The final straw came in the early 1920s, when a fire damaged part of the park. The park closed for good soon after. In the 1930s, the city sold the westernmost part of the park to the steel mills to dump slag. By the 1960s, the rest of the park was filled in and houses placed on the empty fields, covering what little remained of the Slavic Village’s amusement park history.


Dance Pavilion
Dance Pavilion This photo shows the multi level dance pavilion at Forest City Park. The pavilion played host to a number of dances, speeches, rallies, and conferences. Source: Glen Sobola
Forest City Park Map,1912
Forest City Park Map,1912 This map shows the park as it was in 1912 complete with "switchback" roller coaster(called Toboggan at the time), theater, and bowling alley. Source: Glen Sobola Date: 1912
Beyerle Park, 1897
Beyerle Park, 1897 The land Forest City Park sat on originally belonged to George Beyerle's father and was left to George after his father's passing. Beyerle looked to expand his land and purchased adjacent subplots from J. Sykora. At some point in their dealings over land Beyerle made Sykora a partner in his company, Beyerl's Park Zoological Company, a move that would ultimately prove disastrous. Source: Cleveland Historic Maps Date: 1897
Boaters on Beyerle Lake
Boaters on Beyerle Lake Beyerle Lake was a man-made lake created by damming Burke Brook that allowed patrons to swim and boat in a leisurely manner. The bridge seen in the background collapsed in 1890 when over 100 spectators rushed onto the structure to witness a man jump off a tightrope. The bridge was not rebuilt and the resulting lawsuits from the incident caused further problems for Beyerle. Source: Slavic Village Historical Society
Forest City Park, 1912
Forest City Park, 1912 Overtime the park's area was expanded, especially under the ownership of Humphrey who needed more land to accommodate the new attractions. Source: Cleveland Historic Maps Date: 1912
Concession Stand at Forest City
Concession Stand at Forest City From 1902-1906 Forest City Park was under the management of the Humphrey family. Dudley Humphrey made his fortune in the late 1800s after inventing a new popcorn popper and operating a concession stand. By the turn of the century, Cleveland was consuming more popcorn than any four cities in the country and the Humphrey's were able to purchase Forest City Park and Euclid Beach Park. Source: Cleveland State University. Special Collections. Cleveland Memory Project.
Eberhardt's Restaurant
Eberhardt's Restaurant In the early years of the park, the restaurants and concessions offered a variety of alcoholic beverages and advertisements from beer companies. Once Humphrey took over the park those features were removed in order to make the park more family friendly. Source: Slavic Village Historical Society
Emancipation Proclamation Celebration at Park
Emancipation Proclamation Celebration at Park Forest City Park was the site of many historic events during the turn of the century. In 1895, the National Convention of the Republican League met at the resort, holding meetings in the pavilion and dance hall during the day and enjoying concerts in the evening. The park hosted a large celebration for the anniversary of the Emancipation Proclamation, featuring speeches from area reverends and community leaders. In the 1910s, the park was also the site of many rallies calling for the women's right to vote and featured speeches from Jane Addams. Source: Plain Dealer Historical

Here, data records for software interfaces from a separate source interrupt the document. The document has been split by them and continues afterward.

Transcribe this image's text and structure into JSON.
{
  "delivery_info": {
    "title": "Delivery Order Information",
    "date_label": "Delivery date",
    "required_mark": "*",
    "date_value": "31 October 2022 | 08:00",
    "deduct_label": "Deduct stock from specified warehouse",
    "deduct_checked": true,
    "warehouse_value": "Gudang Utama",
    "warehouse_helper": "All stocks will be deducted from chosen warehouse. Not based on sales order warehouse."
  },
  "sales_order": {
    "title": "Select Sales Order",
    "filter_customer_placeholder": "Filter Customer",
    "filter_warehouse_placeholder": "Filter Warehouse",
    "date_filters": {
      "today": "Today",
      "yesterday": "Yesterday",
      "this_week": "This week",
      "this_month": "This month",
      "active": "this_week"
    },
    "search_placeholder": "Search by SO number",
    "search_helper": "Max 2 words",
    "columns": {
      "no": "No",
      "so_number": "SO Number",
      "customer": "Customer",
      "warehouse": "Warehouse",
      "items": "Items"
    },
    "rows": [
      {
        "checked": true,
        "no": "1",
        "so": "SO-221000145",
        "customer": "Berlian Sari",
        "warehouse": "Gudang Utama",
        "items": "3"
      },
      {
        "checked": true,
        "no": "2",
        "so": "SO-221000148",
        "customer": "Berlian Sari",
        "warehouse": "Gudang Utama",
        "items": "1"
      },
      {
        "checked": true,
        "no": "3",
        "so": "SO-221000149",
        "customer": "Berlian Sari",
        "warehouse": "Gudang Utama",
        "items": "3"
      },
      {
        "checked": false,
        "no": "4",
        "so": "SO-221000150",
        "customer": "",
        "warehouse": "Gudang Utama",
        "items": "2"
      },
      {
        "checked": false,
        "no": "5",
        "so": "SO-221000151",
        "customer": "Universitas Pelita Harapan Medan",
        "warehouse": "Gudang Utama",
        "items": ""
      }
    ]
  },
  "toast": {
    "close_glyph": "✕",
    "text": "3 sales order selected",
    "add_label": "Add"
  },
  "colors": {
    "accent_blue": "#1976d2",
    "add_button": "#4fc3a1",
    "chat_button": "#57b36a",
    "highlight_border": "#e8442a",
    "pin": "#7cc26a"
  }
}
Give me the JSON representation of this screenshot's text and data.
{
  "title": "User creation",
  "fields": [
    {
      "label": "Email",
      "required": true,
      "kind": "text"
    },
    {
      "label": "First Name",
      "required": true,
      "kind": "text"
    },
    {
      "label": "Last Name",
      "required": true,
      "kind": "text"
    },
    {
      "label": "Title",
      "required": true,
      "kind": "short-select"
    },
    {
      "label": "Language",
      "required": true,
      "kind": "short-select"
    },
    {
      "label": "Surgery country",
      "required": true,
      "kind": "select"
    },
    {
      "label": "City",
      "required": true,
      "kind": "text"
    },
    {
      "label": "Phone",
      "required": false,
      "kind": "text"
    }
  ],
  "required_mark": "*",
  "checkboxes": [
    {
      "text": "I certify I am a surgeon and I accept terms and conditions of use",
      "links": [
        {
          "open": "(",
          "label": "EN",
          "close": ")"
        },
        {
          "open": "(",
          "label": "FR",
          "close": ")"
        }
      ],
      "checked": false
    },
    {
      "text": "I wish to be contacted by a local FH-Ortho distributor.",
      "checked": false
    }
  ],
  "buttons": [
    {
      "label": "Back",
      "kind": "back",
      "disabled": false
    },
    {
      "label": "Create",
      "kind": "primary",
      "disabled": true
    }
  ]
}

Beyerle Rd, Cleveland, OH | Demolished


Danielle Rose, “Forest City Park,” Cleveland Historical, accessed April 13, 2024,